**Task instructions:** In the data below, find every line with the string "city" and pull it out.

**Records:**
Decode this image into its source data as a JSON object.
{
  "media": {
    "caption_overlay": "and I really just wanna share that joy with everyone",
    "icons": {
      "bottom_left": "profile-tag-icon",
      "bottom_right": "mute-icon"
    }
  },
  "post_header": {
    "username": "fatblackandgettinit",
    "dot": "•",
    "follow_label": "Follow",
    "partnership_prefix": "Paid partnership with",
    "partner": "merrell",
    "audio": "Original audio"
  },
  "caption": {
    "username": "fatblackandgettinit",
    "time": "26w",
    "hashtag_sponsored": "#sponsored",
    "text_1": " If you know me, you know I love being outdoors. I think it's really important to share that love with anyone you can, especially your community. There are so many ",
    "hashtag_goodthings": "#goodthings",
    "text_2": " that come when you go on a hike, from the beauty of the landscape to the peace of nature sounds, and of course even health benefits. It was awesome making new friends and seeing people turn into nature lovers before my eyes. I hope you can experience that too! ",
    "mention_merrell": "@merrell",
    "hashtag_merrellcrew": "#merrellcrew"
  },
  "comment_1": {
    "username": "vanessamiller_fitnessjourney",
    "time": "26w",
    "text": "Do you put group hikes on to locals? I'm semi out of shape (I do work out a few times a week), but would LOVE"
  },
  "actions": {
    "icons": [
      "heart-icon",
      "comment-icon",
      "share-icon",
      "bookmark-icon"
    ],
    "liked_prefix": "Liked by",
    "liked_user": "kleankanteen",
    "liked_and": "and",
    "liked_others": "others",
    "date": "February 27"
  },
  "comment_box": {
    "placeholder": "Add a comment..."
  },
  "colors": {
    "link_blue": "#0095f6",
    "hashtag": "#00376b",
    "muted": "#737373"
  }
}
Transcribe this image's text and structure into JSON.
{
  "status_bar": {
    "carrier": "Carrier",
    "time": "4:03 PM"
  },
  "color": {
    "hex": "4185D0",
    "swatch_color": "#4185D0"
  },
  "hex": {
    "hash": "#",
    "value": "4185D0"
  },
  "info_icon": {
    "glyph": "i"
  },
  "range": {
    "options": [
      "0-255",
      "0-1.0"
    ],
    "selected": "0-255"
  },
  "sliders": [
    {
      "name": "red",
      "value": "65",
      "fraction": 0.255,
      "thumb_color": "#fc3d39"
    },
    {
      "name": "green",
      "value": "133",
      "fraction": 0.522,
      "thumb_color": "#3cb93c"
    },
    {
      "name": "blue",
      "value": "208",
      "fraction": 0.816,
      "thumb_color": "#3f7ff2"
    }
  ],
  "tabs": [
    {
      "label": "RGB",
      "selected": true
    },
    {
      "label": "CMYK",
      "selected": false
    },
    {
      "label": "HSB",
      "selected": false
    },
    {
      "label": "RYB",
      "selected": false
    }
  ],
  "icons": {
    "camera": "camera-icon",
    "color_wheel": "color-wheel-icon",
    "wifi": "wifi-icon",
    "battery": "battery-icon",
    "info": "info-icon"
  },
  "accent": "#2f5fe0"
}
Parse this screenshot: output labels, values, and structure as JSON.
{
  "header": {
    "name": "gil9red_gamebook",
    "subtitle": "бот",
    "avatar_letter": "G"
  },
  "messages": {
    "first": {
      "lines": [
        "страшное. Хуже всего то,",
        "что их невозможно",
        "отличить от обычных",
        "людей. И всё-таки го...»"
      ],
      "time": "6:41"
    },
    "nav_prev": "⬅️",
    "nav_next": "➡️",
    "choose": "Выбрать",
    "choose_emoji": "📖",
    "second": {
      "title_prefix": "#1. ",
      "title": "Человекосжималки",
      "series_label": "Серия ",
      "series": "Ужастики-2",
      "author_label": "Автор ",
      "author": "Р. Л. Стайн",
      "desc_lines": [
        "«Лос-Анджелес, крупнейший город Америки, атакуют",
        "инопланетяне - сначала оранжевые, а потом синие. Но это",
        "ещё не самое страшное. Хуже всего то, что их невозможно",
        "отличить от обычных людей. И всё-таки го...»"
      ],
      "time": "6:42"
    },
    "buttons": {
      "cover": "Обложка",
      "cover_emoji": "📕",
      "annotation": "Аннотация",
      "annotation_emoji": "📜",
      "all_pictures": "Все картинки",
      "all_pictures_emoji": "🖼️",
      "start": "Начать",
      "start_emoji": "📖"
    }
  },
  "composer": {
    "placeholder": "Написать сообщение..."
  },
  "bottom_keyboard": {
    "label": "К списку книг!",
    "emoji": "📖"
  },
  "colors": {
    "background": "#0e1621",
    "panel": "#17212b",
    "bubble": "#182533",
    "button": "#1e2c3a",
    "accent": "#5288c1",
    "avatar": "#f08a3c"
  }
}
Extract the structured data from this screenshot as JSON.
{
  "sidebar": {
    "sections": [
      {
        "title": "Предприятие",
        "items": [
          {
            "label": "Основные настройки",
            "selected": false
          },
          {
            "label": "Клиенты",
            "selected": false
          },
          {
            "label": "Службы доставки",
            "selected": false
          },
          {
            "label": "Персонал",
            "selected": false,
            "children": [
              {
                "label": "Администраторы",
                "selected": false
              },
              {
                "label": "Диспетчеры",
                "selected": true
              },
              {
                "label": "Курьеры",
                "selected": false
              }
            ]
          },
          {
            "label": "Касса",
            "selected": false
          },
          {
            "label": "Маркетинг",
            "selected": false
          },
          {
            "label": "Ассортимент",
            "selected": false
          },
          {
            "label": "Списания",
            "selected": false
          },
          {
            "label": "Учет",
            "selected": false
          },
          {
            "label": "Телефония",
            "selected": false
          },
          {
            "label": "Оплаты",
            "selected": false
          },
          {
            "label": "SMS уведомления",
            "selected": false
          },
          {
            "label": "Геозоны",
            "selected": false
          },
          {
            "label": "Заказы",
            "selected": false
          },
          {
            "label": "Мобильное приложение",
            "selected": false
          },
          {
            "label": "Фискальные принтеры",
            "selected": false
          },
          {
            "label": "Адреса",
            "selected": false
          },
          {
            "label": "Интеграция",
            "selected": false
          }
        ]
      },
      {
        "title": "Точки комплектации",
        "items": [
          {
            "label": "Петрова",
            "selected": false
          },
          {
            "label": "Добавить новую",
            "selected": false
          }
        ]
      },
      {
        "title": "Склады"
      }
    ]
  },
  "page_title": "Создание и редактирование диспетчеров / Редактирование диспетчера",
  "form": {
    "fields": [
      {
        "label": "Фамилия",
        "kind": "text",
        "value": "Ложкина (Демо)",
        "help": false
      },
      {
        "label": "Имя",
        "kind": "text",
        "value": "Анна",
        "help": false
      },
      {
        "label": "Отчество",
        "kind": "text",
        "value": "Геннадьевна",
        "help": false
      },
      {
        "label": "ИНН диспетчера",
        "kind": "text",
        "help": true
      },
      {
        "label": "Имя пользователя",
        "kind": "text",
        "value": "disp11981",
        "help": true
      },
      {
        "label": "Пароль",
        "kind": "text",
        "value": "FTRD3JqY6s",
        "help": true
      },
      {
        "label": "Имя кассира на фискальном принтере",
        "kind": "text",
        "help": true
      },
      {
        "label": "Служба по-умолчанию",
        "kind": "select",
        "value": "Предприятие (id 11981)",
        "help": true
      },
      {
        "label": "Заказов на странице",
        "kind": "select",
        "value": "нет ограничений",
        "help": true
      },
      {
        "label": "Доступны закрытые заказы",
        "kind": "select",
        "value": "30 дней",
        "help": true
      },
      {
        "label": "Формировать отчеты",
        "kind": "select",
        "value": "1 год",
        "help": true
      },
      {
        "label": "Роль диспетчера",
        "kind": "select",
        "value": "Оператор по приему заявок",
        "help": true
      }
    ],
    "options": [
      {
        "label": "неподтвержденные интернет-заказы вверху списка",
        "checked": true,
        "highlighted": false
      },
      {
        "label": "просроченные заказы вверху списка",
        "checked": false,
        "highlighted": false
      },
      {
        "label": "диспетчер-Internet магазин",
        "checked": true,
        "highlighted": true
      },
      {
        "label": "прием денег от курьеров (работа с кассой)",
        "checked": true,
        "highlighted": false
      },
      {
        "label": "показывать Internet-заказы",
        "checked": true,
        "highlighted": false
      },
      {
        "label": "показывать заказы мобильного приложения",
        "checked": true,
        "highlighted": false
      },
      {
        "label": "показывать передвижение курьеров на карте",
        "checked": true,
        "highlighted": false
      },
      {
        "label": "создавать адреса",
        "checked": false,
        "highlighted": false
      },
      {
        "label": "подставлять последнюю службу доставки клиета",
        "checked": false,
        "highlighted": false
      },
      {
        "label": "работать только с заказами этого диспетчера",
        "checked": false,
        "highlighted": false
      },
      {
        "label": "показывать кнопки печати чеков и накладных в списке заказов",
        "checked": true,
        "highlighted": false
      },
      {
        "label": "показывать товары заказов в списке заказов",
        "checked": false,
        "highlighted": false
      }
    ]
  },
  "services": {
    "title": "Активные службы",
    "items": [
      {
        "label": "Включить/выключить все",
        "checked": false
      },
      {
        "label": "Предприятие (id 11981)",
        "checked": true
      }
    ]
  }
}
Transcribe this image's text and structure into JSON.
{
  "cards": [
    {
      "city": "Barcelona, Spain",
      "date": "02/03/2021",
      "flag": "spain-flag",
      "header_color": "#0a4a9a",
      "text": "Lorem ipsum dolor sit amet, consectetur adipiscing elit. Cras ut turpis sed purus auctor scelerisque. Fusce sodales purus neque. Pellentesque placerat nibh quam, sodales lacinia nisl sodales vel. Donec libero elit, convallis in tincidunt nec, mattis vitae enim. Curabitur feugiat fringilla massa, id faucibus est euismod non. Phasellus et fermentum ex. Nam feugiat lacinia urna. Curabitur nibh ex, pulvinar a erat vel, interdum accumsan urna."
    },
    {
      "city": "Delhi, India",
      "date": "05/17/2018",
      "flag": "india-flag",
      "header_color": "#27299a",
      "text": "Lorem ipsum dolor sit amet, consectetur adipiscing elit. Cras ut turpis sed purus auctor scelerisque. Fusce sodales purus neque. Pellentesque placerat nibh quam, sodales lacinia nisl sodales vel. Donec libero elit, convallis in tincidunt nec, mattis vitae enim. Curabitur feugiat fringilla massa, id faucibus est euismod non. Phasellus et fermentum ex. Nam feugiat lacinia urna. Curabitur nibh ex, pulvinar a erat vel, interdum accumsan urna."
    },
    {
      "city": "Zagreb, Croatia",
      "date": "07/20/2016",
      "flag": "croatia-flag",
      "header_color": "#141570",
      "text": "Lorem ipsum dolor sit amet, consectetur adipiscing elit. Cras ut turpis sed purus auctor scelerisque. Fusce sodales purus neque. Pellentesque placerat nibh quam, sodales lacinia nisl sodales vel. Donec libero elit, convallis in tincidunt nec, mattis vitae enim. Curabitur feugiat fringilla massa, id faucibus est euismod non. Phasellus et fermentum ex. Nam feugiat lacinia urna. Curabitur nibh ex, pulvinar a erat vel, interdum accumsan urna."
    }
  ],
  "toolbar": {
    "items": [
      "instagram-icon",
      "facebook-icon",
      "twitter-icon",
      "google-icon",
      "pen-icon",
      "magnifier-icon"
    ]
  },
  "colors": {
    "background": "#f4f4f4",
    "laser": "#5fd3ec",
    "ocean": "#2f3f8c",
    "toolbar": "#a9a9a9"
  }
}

**Result for this task:**
      "city": "Barcelona, Spain",
      "city": "Delhi, India",
      "city": "Zagreb, Croatia",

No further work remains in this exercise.